To donate via Paypal:
Send your donation to

To donate via Bitcoin:
Send your donation to: 1H3eXerEQMqodTXRgLGnM1GUpLYCXBTF1e

Thank you for whatever you can do!

- Anthony

Saturday, February 22, 2014

OpenSSH: the Swiss Army Knife of Network Tools

Like many people involved in tech, I've used the SSH tool a lot over the years.  But I've mostly just used it in the 'plain vanilla' way to securely log in to remote machines. Today, I decided to dig deeper into OpenSSH (the standard SSH program for Linux/UNIX) and I was completely blown away!

OpenSSH is amazing. It's the Swiss Army Knife of network tools. Using this simple little program you can:

  • connect securely to a remote machine using an encrypted connection
  • create a VPN like service without all the fuss of OpenVPN
  • access your UNIX/Linux programs from your Windows and Mac machines
  • get around port blocks that your ISP enforces (think: port 25)
In my post today, I'm going to discuss the four points above and show you how simple doing those things really is. I think that, when we're done, you'll likely be chomping at the bit to get OpenSSH setup and running on your systems if it isn't already.

The 'blah' stuff: connecting to a remote machine using OpenSSH

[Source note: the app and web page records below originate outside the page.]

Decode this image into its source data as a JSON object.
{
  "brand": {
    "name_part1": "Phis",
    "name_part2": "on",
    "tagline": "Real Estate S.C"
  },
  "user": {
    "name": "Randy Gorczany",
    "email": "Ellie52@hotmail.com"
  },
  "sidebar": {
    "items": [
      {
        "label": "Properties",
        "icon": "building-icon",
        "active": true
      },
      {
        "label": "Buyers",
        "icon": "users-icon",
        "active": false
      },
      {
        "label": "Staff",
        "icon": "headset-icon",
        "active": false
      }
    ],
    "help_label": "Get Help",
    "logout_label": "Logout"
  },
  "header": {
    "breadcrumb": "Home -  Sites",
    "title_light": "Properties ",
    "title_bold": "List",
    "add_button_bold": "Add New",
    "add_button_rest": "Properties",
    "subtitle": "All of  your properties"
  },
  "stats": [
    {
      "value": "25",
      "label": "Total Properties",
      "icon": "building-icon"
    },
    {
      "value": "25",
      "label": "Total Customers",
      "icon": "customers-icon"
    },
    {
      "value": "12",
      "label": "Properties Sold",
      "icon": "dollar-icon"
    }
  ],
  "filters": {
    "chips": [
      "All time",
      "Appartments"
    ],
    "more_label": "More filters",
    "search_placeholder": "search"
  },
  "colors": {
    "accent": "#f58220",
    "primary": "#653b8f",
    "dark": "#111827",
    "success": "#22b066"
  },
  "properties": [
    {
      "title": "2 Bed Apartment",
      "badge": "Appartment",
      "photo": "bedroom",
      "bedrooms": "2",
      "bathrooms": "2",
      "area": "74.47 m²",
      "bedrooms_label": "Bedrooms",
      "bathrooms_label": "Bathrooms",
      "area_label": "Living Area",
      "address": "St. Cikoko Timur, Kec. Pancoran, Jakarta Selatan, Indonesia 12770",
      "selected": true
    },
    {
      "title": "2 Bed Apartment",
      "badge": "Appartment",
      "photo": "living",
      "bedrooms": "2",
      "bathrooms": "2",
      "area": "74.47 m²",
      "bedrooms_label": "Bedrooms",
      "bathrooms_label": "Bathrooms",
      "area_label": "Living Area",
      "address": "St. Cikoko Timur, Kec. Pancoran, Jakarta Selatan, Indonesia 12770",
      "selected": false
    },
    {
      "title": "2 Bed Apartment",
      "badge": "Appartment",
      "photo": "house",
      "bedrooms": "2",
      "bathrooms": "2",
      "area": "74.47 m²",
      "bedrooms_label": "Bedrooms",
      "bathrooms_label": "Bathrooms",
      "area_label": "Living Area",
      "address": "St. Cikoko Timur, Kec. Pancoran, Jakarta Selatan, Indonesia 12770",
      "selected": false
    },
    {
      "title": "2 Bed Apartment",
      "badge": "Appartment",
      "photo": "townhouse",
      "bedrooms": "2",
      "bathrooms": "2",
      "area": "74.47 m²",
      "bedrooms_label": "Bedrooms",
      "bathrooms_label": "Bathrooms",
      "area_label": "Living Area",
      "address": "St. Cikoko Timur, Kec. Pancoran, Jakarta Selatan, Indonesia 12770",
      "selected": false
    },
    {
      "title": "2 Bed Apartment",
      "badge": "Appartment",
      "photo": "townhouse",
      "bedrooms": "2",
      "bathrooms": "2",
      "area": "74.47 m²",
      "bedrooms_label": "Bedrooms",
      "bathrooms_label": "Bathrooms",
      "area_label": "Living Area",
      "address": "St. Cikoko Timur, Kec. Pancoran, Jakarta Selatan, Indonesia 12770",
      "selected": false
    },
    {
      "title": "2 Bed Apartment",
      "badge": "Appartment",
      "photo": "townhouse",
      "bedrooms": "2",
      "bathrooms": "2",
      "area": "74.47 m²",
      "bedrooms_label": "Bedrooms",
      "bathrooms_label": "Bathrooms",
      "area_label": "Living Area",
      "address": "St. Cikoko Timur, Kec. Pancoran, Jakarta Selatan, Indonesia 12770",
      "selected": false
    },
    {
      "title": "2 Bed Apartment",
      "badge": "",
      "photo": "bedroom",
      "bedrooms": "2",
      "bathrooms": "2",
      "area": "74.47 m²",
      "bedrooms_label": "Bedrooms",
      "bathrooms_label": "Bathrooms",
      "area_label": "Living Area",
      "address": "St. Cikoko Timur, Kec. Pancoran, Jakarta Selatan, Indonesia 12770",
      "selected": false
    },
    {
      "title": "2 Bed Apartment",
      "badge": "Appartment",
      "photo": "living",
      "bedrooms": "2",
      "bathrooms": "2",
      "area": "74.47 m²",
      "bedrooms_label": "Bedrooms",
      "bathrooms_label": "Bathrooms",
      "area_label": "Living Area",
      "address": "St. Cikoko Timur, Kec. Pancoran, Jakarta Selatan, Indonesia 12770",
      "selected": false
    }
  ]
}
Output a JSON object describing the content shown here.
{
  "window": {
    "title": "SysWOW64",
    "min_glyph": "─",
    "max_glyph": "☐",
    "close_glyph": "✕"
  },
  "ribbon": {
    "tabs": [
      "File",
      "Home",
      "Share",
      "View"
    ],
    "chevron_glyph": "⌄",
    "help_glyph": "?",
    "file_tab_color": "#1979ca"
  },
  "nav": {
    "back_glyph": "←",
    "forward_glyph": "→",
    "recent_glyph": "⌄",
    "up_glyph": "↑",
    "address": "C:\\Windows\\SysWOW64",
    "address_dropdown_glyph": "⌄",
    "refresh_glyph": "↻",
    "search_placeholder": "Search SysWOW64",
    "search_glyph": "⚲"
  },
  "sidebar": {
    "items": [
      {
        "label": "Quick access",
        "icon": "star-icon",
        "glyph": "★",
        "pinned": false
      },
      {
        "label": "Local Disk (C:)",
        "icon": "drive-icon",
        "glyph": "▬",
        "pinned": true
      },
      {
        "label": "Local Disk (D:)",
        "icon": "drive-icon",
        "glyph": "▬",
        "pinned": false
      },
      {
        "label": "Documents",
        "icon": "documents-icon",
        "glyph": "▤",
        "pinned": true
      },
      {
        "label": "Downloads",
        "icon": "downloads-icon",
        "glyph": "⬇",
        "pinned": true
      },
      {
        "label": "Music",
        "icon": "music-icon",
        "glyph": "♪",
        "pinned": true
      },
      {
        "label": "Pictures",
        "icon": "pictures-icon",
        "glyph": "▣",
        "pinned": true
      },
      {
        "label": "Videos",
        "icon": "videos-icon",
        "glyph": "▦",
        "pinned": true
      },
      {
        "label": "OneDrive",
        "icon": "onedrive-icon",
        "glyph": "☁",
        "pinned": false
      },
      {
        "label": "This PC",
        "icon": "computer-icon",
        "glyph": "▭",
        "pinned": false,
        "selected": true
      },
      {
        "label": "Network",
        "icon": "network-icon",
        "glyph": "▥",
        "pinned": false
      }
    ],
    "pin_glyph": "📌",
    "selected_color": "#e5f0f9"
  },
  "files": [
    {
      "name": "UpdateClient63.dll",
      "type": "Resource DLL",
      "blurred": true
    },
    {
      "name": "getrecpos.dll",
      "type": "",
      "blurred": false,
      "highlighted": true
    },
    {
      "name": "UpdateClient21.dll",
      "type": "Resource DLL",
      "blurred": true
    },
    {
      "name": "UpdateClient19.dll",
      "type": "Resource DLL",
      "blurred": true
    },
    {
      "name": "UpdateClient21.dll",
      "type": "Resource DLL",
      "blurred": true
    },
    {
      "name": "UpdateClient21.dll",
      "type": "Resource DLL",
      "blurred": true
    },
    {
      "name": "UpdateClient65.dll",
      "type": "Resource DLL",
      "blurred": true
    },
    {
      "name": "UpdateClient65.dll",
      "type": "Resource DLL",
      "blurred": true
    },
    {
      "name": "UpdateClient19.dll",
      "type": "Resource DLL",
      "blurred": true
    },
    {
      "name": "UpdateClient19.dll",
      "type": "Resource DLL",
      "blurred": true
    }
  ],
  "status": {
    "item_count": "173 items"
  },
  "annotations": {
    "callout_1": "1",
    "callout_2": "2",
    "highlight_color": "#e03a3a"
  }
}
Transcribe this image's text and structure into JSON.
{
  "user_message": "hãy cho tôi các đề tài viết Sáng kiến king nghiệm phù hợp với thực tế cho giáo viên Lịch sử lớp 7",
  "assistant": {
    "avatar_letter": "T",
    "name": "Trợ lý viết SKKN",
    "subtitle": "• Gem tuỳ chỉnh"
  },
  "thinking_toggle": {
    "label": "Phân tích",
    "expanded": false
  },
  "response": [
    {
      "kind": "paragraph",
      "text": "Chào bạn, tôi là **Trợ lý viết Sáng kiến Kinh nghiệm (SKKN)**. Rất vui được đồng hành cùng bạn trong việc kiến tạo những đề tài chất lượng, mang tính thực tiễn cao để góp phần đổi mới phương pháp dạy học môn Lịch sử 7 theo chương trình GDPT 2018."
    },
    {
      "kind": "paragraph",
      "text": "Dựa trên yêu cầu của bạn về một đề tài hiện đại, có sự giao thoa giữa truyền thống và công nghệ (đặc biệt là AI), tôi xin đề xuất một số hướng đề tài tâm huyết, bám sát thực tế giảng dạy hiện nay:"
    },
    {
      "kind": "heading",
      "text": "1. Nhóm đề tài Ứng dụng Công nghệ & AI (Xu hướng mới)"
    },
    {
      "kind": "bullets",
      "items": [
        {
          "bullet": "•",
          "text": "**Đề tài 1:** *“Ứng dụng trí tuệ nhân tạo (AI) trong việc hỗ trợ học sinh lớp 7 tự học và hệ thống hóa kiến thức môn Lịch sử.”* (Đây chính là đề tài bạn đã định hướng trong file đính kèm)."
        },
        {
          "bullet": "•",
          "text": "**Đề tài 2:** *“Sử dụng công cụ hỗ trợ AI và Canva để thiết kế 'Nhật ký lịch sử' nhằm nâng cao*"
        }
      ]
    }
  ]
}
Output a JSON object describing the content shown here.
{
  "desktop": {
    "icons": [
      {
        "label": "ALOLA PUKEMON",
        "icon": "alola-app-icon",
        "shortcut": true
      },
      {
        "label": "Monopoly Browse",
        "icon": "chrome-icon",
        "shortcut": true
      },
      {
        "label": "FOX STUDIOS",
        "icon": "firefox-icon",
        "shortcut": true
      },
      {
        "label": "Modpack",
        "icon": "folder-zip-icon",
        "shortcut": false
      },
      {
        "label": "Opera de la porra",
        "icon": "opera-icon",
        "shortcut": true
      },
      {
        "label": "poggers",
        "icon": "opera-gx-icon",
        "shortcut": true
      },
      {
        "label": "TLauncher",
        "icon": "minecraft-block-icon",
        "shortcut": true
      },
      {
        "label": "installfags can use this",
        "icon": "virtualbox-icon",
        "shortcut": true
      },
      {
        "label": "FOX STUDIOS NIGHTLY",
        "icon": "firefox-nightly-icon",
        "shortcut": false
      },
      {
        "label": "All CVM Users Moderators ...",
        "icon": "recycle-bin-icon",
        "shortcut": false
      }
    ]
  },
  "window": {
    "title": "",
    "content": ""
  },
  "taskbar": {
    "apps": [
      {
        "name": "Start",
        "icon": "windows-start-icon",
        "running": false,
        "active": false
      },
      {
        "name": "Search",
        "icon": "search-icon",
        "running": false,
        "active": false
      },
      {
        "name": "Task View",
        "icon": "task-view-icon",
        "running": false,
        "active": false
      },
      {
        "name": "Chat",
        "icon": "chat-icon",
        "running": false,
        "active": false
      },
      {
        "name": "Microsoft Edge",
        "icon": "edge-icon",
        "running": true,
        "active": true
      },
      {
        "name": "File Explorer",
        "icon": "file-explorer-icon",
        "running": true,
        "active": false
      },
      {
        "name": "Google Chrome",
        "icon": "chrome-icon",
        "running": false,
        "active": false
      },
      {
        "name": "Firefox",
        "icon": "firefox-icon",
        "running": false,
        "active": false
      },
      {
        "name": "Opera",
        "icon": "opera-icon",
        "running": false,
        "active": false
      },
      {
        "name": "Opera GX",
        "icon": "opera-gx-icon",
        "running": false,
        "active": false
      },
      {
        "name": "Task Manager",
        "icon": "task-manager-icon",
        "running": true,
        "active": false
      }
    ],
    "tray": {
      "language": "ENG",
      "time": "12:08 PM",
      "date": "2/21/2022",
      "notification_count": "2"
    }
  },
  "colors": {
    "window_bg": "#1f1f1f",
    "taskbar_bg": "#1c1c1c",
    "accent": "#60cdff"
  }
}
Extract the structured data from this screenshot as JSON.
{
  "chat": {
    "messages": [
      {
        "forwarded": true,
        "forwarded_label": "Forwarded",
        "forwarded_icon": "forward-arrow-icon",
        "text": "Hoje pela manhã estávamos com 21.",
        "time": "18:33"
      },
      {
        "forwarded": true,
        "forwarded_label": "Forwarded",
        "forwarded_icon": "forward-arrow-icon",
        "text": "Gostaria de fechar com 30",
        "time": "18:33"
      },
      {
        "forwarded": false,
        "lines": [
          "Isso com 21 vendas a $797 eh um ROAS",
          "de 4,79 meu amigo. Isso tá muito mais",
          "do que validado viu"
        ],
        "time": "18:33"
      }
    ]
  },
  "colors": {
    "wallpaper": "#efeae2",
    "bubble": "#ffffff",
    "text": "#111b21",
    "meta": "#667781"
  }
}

This is probably the way most of us have used OpenSSH in the past. We've got a remote server at work, home, or a VPS and we want   to connect to it and manage it securely. Doing that is incredibly simple:


That's all it takes and you'll be presented with a login prompt (or asked for your SSH key passphrase, depending on how you've set things up). From then on, everything you do over that connection will be encrypted and completely safe from prying eyes.

I want my own personal VPN but OpenVPN is too hard to set up!

No problem, OpenSSH can give you VPN-like functionality without all the fuss that OpenVPN entails. I've set up OpenVPN in the past and it's not a fun task. And it's a complete waste of time if all you want to do is browse the web and check email without your ISP or anyone else knowing what you're doing.  OpenSSH makes it easy using the -D option:

First, establish a secure connection with the remote SSH server using the -D command line option. You will pass only one additional thing: the local port you want your proxy listening on. This is the port you will tell your local applications to connect to in order to route traffic through your remote system:

ssh -D local_port_to_listen_on

As before, you will either be presented with a prompt asking for your password for the remote machine or your passphrase to your SSH key. Provide this and you will be logged into the remote machine as normal. But here's the cool thing: OpenSSH is now listening on a port on your LOCAL machine too, ready for you to route traffic through that port. When you do, it will send it over the encrypted connection to the remote machine, where it will exit onto the Internet. ANY application that can use SOCK5 can route its traffic this way. This includes Firefox, Thunderbird, most IRC program, and most other major internet programs.

Anyone watching your connection will see you emerge from the remote machine and not your local one. Also, your ISP will have no idea what you are doing. Take that AT&T!